The U.S. dollar edged lower in early European trade Friday, but remained near the previous session’s elevated levels after the release of sticky U.S. inflation data awakened the prospects of another Federal Reserve interest rate hike this year.
At 03:10 ET (07:10 GMT), the Dollar Index, which tracks the greenback against a basket of six other currencies, traded 0.1% lower at 106.222, just off Thursday’s high of 106.60, when the index registered its biggest one-day percentage jump since March.
U.S. CPI lifts chances of December Fed hike
Headline U.S. consumer prices grew at a faster-than-anticipated rate in September, data showed Thursday, potentially complicating the Federal Reserve’s upcoming policy decisions aimed at corraling elevated inflation.
The consumer price index registered a rise of 3.7% on an annual basis, the same pace as in August, and rose by a larger-than-forecast 0.4% month-on-month. Economists had expected readings of 3.6% and 0.3%.
This data stoked expectations that the Federal Reserve is perhaps not yet done with monetary tightening, boosting the dollar, even with many officials pointing to the recent run-up in Treasury yields as lessening the need to further tighten financial conditions.
Markets are now pricing in about a 40% probability of a rate hike in December, versus a 28% chance before the report.
The University of Michigan’s consumer sentiment reading for October is due out later in the session, and traders will also be studying earnings from a number of major banks for clues about the health of the economy.

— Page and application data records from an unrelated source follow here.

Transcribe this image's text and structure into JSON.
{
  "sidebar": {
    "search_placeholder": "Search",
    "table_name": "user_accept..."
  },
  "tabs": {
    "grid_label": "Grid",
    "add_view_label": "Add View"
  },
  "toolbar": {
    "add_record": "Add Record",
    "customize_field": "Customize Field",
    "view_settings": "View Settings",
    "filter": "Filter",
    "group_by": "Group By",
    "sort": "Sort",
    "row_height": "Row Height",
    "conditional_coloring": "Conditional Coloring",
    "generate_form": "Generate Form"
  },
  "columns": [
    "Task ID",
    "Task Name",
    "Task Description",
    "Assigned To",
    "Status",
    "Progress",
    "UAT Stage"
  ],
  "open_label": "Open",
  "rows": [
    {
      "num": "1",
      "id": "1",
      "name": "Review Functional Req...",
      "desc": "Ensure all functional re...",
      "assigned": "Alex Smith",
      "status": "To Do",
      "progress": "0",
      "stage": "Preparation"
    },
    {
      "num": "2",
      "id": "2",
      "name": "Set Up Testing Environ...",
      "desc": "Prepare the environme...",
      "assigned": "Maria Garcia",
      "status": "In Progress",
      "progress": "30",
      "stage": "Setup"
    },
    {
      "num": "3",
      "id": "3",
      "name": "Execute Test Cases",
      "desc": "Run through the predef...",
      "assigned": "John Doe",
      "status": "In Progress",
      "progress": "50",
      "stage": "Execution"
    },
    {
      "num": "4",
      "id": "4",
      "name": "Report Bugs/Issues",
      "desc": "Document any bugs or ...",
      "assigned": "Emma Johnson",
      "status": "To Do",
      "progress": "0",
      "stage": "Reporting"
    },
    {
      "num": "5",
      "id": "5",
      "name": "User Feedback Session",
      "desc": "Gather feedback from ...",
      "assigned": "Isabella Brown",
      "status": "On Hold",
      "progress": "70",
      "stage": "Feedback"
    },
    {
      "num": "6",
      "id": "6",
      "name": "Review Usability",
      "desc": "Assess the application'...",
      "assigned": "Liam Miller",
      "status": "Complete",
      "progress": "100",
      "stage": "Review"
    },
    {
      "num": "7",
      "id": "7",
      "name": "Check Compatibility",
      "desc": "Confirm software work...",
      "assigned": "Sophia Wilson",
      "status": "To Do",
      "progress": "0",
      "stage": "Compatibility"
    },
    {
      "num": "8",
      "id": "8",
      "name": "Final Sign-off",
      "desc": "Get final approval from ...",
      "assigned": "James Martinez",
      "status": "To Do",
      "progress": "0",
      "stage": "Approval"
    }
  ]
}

Euro edges higher after French/Spanish CPI data
EUR/USD rose 0.1% to 1.0537, after a sharp drop during the previous session, with more inflation data emerging in the eurozone.
ECB policymaker Francois Villeroy de Galhau repeated his view on Thursday that the central bank should keep its key interest rate at its current level – the highest in its 25-year history – for as long as necessary to ensure inflation returns back to its 2% goal.
More weak Chinese trade data
USD/CNY rose 0.1% to 7.3078 after China’s exports for September shrank by 6.2% from a year earlier, while imports also declined by 6.2%, showing that the second-largest economy in the world remained in a difficult position.
That said, these figures both contracted at a slower pace than the previous month, adding to recent evidence that the world’s second-biggest economy is stabilising.